*Action item*: Which lines in the records below include the word "html"? Report each of them in full.

(Items from a data source)
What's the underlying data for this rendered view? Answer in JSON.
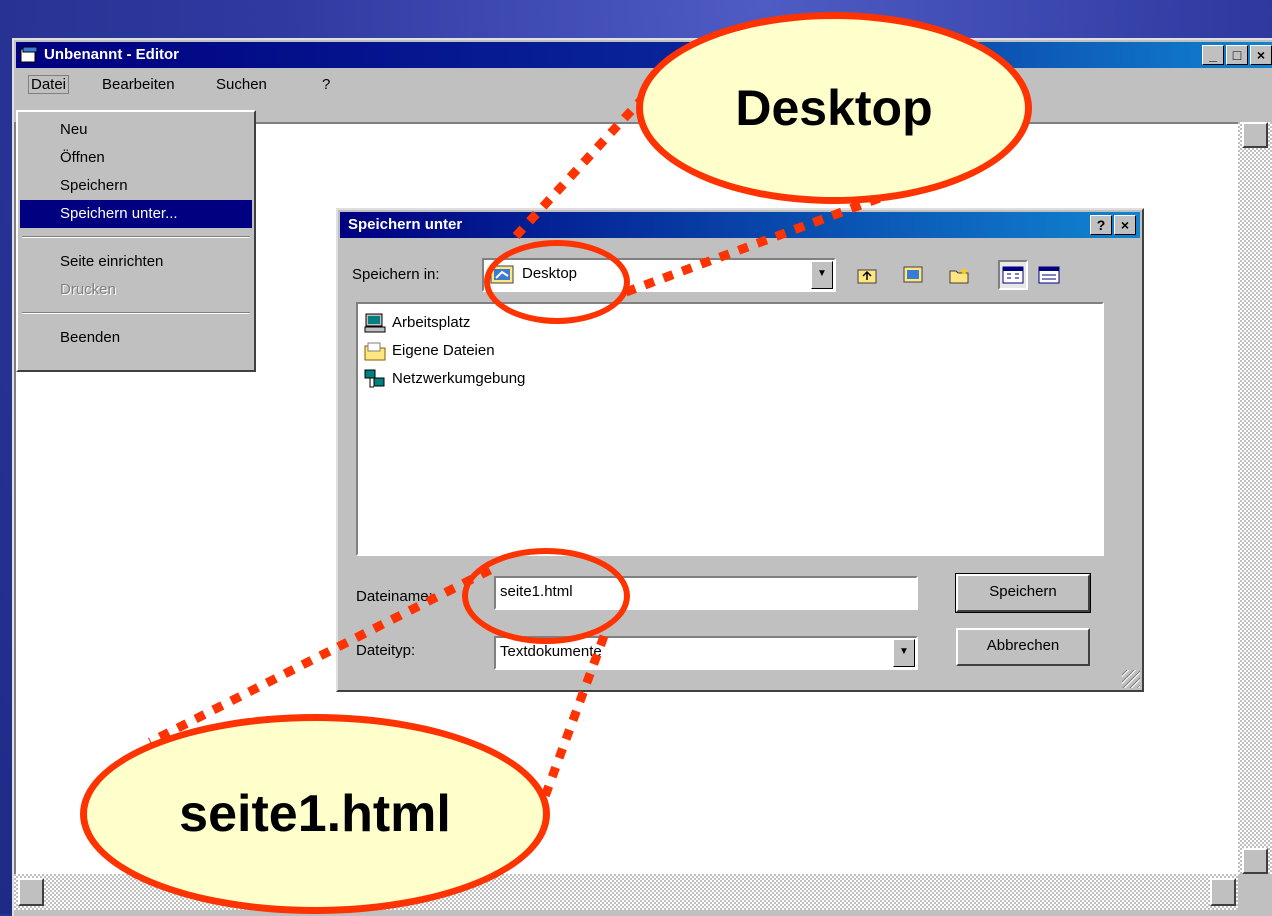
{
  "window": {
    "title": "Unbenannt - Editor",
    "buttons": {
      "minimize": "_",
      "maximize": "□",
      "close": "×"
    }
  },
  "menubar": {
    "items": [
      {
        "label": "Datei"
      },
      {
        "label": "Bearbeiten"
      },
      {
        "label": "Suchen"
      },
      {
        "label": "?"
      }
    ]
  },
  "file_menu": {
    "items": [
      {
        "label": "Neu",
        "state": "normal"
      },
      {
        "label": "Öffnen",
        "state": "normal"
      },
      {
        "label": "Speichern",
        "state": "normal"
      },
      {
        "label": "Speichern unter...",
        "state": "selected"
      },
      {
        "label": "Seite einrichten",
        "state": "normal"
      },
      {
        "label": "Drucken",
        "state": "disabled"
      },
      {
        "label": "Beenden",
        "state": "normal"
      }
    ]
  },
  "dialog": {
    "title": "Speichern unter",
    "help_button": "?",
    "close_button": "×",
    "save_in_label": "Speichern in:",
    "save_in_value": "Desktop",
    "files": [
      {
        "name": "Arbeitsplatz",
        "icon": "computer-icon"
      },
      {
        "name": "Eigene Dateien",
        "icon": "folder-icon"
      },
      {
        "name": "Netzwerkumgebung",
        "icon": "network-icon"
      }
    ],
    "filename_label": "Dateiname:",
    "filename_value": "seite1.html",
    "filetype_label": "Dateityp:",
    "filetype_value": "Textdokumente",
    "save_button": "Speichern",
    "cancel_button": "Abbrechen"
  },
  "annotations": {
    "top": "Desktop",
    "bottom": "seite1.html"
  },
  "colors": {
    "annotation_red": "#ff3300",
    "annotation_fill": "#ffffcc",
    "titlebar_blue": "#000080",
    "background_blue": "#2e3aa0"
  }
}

*Expected output*:
    "filename_value": "seite1.html",
    "bottom": "seite1.html"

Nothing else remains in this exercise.